Magnetic resonance image (MRI) of Parkinson's Disease, a degenerative disorder of the central nervous system. REUTERS/Neil Hall
The good news about Parkinson’s is that a scientist in Jerusalem has developed a test that detects the degenerative brain disease both definitively and earlier, hopefully improving the prognosis for patients.
The bad news is that the Mayo Clinic has noticed an association between Parkinson’s and melanoma, a deadly form of skin cancer. They can’t explain it, but a significant association has been found.
Parkinson’s disease is the second most prevalent degenerative brain disorder in the elderly, after Alzheimer’s. But by the time one knows one has the condition, it may be spiraling out of control.

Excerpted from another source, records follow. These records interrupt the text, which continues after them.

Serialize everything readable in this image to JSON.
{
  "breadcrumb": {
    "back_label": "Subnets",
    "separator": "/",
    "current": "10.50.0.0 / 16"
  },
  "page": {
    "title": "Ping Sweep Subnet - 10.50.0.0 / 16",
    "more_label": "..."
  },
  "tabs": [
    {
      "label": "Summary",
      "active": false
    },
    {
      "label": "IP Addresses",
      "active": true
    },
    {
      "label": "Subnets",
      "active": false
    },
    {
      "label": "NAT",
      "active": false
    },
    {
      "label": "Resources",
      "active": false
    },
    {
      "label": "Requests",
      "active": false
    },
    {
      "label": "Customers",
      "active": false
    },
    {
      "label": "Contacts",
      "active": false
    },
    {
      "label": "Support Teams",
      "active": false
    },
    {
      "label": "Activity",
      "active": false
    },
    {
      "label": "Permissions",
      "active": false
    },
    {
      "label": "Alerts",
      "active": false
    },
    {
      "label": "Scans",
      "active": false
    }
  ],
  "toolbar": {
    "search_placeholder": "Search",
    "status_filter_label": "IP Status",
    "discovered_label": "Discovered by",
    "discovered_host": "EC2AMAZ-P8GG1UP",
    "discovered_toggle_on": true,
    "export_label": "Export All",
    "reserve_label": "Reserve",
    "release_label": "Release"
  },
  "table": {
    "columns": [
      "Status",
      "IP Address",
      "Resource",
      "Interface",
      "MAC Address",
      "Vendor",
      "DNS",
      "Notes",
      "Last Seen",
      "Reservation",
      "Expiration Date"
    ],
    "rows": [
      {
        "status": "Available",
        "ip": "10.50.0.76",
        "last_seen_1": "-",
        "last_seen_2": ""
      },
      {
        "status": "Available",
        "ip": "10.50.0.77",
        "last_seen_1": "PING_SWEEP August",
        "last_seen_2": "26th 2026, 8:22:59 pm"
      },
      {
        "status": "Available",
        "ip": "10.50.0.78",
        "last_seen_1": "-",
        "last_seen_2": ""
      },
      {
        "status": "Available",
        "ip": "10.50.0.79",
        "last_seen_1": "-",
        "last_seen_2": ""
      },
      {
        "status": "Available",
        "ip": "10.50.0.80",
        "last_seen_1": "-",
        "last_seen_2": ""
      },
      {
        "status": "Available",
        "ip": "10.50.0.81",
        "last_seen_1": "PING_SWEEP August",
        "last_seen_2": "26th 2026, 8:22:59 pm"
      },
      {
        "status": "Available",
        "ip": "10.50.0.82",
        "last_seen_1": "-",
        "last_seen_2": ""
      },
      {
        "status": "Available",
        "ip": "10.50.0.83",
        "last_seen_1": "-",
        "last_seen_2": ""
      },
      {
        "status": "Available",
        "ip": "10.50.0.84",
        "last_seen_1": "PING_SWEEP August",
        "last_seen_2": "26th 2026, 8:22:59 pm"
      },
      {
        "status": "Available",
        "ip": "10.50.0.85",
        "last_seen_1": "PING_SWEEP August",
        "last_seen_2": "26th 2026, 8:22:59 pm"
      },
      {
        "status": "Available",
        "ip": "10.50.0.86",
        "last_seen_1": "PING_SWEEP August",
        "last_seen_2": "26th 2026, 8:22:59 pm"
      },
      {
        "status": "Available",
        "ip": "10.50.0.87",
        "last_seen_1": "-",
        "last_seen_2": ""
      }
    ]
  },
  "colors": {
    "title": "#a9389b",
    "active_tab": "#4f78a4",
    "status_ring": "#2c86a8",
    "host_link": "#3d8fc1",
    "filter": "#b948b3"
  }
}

By the time patients are symptomatic, around two-thirds of the brain cells that make dopamine (the substantia nigra part of the brain) are already dead, says Suaad Abd-Elhadi of Hebrew University of Jerusalem, winner of the Kaye Innovation Award for inventing the method to – finally – achieve categorical diagnosis of Parkinson’s. Not only that, but at an early stage of the disease.
Earlier diagnosis means identifying Parkinson’s before the dopamine cells die off en masse and symptoms appear (motor or cognitive or both). True, PD remains incurable. Even so, “Earlier diagnosis can help by seeing how a given drug affects the progress of the disease, for example,” says Abd-Elhadi.
A big problem is that early PD looks just like other neurodegenerative diseases, which hinders appropriate care, she explains. A great deal of effort is presently being put into delaying the progress of PD, for which purpose, one needs to know that one has it.
Using the kit invented by Abd-Elhadi, now one can know it, even before becoming asymptomatic. Which begs the question of under what circumstances one would check if one isn’t showing symptoms.
“PD isn’t as common as cancer, for instance,” she says. “But there is a not-small percentage of people who have PD in the family, and if one has it in the family, it pays to go get checked.”
But how to know definitively that one has PD, not Alzheimer’s for instance, or some other disease of the nervous system? The definitive test Abd-Elhadi developed is based on the fact that PD is associated with a weird protein called alpha-synuclin.
According to recently-published research, the pathological form of alpha-synuclin appears first in peripheral nerves, usually in the digestive system, and only appears in the brain at later stages of Parkinson’s, says Abd-Elhadi. “It’s known that patients with early-stage PD have problems with their digestive systems, even with swallowing,” she says. “Only later in the disease does the pathology reach the brain.”
Alpha-synuclin binds to fat molecules, called lipids, on cell membranes, Abd-Elhadi explains. What she did is identify the lipid types, originating in both peripheral tissues and brain cells, to which alpha-synuclin binds best.
Using these lipids, she invented a minimally invasive, highly sensitive kit to test for Parkinson’s, called “lipid ELISA” (ELISA stands for “enzyme-linked immunosorbent assay.”) She achieved proof of concept – that the invention works in people with different stages of PD, and people without the disease.
Obviously this isn’t a home kit for the perennially perturbed. This is an invention for hospitals, or possibly for groups of workers exposed to industries that are high-risk for PD, such as agriculture. Pesticides have an unfortunate association with the development of the disease, Abd-Elhadi points out.
As for the melanoma association, causality remains a mystery. But the Mayo Clinic found that melanoma patients had a fourfold higher risk of developing Parkinson’s, and people with Parkinson’s had a fourfold higher risk of having preexisting melanoma (which means they had it in their medical history).
“There appears to be an association between melanoma and PD,” the Mayo clinicians wrote cautiously in a paper by author Lauren Dalvin and the team. Their conclusion: Doctors should warn their melanoma and Parkinson’s patients to keep an eye out for the other disease.